### Task directions
Every line with "price" in it should be copied from the data.

Items from a dataset:
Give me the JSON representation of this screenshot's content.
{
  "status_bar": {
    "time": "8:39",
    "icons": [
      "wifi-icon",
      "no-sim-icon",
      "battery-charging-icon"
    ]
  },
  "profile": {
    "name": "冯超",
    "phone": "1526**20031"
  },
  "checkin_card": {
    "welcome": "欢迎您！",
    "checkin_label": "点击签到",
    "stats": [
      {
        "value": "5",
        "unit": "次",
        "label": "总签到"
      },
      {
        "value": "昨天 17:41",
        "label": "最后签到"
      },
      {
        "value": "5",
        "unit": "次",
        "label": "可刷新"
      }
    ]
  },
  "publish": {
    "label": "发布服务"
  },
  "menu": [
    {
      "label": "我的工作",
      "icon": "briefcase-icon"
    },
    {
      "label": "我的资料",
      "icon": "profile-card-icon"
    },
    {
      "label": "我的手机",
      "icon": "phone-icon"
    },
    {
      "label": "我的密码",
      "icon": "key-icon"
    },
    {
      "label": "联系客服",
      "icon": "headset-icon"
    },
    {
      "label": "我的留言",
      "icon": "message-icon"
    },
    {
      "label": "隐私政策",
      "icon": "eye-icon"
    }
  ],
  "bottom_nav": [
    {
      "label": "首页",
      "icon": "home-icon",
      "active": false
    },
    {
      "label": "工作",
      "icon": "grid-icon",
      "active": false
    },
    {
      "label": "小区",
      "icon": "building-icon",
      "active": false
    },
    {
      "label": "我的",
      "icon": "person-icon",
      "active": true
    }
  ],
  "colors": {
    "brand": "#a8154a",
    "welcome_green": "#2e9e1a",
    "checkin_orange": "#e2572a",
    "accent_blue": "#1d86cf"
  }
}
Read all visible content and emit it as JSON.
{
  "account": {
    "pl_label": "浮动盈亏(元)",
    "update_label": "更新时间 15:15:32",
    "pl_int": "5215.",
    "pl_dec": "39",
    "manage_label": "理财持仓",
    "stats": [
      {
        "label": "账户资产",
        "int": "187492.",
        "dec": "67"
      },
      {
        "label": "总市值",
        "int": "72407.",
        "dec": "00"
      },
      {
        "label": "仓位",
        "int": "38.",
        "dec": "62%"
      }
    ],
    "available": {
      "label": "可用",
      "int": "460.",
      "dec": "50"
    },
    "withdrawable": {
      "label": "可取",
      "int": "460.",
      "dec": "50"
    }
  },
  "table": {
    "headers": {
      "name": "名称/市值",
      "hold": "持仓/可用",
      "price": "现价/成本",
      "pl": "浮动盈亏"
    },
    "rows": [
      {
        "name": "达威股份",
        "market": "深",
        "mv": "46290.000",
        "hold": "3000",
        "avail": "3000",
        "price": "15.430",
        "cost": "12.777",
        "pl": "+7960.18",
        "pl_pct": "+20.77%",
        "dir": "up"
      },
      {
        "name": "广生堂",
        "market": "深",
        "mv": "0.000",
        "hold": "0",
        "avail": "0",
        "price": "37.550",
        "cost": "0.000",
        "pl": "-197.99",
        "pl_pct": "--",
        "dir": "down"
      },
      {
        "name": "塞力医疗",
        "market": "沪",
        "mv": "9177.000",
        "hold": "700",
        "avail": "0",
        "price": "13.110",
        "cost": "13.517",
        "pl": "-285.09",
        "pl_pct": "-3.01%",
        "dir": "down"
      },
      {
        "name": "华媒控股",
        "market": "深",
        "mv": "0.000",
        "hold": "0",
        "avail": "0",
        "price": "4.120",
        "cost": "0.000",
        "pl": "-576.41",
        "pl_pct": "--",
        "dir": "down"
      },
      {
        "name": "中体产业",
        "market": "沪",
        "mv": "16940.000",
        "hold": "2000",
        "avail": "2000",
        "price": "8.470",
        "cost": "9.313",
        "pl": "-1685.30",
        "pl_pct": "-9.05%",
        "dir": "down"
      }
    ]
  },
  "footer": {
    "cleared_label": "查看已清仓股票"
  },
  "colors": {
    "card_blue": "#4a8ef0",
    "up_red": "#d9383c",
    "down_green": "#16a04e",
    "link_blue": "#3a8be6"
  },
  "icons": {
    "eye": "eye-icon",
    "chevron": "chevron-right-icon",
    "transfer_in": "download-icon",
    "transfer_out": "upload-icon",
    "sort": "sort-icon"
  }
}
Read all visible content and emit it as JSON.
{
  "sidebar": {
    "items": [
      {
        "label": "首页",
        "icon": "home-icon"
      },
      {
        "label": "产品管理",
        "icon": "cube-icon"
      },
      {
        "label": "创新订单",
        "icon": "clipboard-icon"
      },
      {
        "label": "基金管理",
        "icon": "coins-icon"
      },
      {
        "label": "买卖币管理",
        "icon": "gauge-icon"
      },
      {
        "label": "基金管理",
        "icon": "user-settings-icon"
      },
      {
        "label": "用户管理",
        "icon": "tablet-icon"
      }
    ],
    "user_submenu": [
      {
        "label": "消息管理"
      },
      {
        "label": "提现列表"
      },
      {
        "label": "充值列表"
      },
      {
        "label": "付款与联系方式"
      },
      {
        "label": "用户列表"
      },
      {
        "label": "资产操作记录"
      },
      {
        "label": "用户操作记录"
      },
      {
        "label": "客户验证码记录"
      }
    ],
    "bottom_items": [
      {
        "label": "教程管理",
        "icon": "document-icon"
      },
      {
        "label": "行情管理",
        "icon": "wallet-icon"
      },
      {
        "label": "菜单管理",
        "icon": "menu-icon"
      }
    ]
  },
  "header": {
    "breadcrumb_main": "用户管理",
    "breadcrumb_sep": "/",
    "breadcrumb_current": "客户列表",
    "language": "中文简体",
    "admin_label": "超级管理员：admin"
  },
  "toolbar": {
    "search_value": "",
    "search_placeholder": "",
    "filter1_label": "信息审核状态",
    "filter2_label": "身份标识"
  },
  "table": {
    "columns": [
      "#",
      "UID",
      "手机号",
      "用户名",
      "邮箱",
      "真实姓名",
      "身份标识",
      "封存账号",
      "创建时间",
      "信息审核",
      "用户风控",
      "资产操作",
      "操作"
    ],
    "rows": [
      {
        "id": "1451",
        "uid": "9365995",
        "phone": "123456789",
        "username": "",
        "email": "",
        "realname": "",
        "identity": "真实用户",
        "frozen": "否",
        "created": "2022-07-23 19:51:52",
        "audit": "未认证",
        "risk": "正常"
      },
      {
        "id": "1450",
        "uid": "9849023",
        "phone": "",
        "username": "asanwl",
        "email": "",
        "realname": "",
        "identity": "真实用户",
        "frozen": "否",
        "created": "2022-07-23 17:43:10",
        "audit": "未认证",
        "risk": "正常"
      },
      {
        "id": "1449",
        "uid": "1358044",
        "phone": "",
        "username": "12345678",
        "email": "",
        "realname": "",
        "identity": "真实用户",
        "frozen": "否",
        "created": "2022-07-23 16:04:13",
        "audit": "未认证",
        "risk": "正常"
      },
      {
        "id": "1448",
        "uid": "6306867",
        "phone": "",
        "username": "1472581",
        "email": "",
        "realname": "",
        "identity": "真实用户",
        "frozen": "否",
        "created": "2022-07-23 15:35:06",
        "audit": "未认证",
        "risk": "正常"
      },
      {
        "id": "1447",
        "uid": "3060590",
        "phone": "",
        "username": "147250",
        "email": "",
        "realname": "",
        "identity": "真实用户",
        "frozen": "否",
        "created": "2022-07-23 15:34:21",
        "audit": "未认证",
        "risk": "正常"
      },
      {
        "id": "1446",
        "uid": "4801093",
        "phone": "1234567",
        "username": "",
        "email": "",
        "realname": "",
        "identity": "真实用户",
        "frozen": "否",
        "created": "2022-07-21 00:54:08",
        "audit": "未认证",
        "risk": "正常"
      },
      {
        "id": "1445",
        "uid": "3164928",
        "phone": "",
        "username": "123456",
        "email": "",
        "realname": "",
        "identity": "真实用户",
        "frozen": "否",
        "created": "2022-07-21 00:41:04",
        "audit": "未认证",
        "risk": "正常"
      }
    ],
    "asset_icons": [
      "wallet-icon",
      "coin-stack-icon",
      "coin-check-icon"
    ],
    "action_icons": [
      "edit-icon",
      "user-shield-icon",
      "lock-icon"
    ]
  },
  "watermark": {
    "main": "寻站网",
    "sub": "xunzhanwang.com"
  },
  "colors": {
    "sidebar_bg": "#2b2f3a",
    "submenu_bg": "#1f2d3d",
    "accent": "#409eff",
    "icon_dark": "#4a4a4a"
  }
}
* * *
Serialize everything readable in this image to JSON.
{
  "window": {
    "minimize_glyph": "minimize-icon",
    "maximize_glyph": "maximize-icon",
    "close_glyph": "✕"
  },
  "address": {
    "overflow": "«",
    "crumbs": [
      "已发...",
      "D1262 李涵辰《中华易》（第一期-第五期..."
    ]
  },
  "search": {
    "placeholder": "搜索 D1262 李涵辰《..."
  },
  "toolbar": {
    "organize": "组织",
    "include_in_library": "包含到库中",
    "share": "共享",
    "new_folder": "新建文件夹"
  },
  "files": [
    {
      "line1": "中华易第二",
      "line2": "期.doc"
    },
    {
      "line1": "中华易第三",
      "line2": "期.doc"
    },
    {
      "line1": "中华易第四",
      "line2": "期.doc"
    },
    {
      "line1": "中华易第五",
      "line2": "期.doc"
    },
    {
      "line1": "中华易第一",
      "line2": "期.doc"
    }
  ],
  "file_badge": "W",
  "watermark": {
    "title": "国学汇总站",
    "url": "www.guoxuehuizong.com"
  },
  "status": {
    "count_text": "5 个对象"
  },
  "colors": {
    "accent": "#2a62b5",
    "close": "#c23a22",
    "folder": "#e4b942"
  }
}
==
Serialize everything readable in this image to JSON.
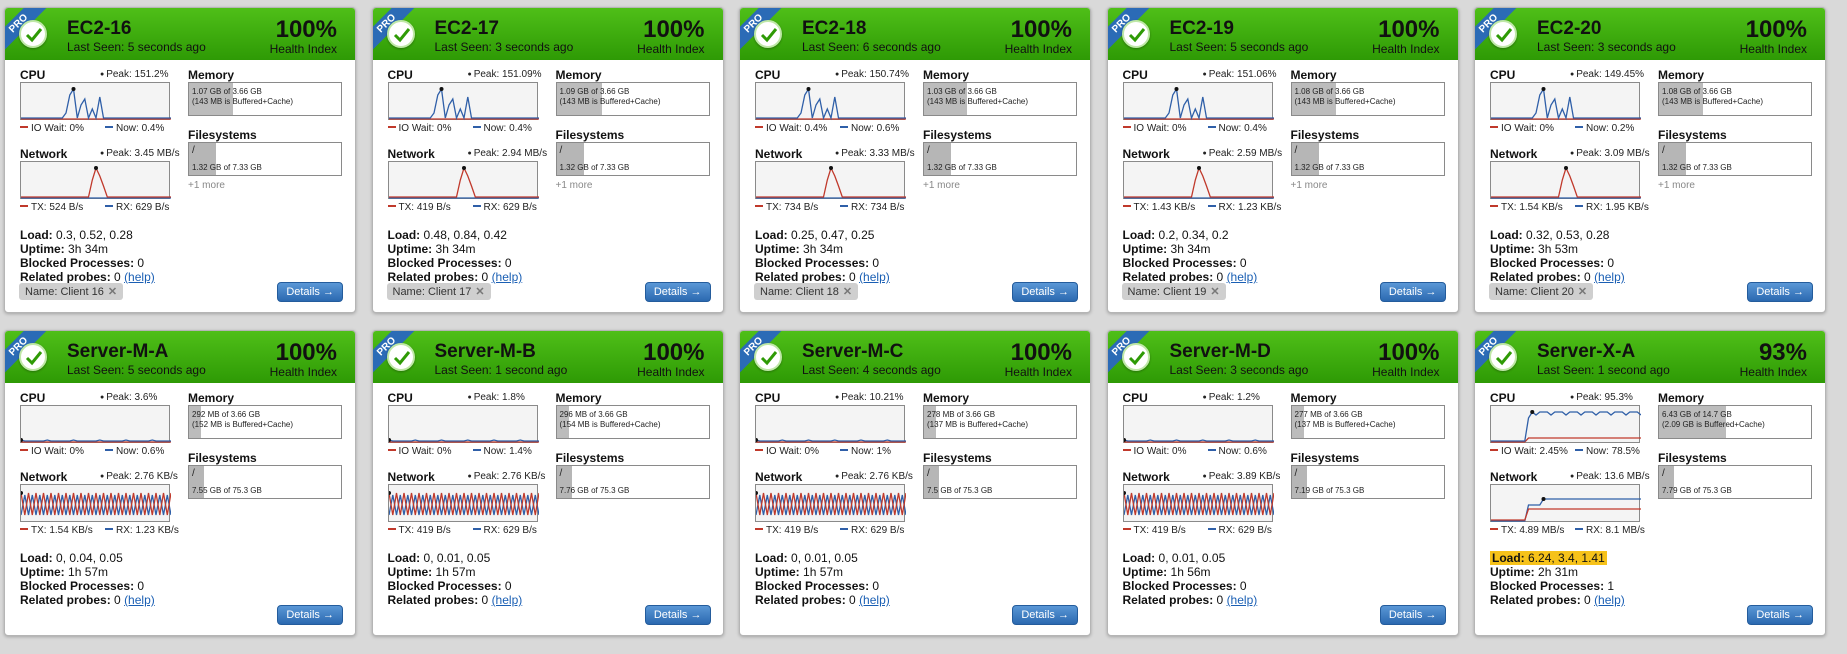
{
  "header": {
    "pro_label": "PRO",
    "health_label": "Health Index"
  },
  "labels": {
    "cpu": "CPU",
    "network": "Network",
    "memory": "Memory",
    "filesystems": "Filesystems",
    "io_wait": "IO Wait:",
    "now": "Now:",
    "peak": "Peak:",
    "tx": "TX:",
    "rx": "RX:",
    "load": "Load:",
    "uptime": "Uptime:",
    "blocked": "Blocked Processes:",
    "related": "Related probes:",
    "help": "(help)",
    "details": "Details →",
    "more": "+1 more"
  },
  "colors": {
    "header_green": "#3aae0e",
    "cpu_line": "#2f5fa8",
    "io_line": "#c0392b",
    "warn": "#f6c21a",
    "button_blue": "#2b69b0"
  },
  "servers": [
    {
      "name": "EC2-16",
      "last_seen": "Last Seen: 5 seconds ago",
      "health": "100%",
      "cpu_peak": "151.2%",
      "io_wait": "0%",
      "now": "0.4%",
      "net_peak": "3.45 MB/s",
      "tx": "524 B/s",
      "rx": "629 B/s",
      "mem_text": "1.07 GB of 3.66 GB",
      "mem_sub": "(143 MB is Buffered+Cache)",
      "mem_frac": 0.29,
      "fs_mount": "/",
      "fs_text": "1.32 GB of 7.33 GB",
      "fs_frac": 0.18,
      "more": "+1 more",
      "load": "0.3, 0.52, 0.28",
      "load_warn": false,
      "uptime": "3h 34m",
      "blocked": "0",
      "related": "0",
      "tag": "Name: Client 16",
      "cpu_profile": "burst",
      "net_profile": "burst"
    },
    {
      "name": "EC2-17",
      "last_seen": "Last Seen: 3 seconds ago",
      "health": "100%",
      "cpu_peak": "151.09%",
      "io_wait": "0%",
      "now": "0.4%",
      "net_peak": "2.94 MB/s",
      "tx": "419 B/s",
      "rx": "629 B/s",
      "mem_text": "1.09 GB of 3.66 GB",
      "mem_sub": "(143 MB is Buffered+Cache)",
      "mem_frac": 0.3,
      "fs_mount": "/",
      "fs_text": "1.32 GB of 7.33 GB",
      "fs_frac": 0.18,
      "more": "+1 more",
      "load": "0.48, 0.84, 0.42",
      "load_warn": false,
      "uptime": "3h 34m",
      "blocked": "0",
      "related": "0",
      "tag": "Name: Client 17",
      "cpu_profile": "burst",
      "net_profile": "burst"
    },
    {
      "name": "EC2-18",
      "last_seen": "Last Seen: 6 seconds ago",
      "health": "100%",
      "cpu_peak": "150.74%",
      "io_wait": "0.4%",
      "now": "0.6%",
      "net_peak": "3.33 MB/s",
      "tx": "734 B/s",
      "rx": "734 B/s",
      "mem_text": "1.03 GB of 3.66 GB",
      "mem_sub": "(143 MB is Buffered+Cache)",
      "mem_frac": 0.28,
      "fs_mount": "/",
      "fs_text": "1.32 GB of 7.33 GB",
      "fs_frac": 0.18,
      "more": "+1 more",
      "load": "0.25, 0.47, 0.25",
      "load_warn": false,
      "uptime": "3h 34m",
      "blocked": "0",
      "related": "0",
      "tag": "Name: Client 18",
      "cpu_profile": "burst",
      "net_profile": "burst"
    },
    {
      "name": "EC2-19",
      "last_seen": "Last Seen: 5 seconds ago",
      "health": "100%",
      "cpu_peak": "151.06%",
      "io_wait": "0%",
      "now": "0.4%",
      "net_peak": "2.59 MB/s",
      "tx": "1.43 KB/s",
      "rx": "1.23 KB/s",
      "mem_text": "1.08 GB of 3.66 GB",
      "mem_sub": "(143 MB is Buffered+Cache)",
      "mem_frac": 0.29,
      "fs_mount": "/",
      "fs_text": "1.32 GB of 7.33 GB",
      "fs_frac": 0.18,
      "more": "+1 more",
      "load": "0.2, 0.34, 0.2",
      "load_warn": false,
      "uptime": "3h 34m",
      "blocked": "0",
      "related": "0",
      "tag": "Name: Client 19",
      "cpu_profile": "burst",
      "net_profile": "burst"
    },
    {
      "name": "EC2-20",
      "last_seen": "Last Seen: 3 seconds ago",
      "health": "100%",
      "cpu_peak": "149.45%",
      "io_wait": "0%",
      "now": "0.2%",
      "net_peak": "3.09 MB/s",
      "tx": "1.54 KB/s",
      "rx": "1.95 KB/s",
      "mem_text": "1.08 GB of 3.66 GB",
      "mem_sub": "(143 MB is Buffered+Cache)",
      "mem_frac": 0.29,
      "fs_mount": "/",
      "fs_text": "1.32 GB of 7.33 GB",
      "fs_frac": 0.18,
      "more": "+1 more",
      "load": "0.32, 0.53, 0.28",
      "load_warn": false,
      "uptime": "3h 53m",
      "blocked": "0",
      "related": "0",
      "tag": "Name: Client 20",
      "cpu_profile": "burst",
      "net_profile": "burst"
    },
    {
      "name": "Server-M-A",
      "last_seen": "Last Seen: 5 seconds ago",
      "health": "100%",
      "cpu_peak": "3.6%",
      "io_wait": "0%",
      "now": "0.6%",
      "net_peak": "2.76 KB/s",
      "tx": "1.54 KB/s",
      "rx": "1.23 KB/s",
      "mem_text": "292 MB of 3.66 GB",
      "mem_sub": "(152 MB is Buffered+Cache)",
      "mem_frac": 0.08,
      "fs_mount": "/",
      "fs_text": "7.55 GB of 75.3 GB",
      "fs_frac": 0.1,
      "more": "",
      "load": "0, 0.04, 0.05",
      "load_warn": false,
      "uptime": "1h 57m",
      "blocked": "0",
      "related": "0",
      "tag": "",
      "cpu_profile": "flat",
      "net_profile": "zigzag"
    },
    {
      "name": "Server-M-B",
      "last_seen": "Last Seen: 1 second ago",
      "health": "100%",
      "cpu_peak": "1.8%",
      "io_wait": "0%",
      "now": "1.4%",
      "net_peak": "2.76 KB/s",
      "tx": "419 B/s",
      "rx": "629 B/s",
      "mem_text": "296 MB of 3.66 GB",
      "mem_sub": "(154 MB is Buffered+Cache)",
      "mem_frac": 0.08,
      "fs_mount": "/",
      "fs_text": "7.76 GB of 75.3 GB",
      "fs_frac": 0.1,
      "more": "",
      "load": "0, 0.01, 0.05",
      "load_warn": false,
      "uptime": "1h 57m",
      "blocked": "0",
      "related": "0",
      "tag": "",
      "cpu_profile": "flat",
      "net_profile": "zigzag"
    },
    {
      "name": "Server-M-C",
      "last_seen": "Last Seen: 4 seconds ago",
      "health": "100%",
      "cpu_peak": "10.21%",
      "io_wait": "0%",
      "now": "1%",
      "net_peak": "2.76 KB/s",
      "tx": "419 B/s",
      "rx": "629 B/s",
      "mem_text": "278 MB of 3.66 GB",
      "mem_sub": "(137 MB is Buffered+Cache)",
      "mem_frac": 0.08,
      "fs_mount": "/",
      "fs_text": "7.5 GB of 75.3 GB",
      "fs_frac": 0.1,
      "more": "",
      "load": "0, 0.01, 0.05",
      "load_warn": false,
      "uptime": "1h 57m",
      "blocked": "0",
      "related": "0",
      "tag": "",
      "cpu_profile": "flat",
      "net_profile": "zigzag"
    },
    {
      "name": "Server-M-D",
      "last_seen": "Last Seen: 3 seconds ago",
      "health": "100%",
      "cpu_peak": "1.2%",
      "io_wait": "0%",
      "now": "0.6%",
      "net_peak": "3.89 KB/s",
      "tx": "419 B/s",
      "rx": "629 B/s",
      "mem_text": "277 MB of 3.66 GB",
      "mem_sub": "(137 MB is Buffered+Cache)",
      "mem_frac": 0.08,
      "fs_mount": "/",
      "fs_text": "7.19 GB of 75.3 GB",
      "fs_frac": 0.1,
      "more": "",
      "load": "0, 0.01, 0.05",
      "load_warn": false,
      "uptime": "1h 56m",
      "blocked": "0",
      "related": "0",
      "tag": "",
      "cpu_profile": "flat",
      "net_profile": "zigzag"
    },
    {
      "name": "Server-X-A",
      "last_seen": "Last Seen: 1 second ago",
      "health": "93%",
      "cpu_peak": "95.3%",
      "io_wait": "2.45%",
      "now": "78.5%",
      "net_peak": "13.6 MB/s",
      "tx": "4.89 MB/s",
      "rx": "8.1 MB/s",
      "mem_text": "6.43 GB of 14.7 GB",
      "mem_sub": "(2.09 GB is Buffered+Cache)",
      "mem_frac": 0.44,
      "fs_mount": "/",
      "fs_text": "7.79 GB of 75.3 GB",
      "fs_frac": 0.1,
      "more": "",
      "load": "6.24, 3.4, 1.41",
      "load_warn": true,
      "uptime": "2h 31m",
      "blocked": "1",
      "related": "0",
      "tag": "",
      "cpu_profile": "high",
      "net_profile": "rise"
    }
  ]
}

### Response to this task
      "price": "现价/成本",
        "price": "15.430",
        "price": "37.550",
        "price": "13.110",
        "price": "4.120",
        "price": "8.470",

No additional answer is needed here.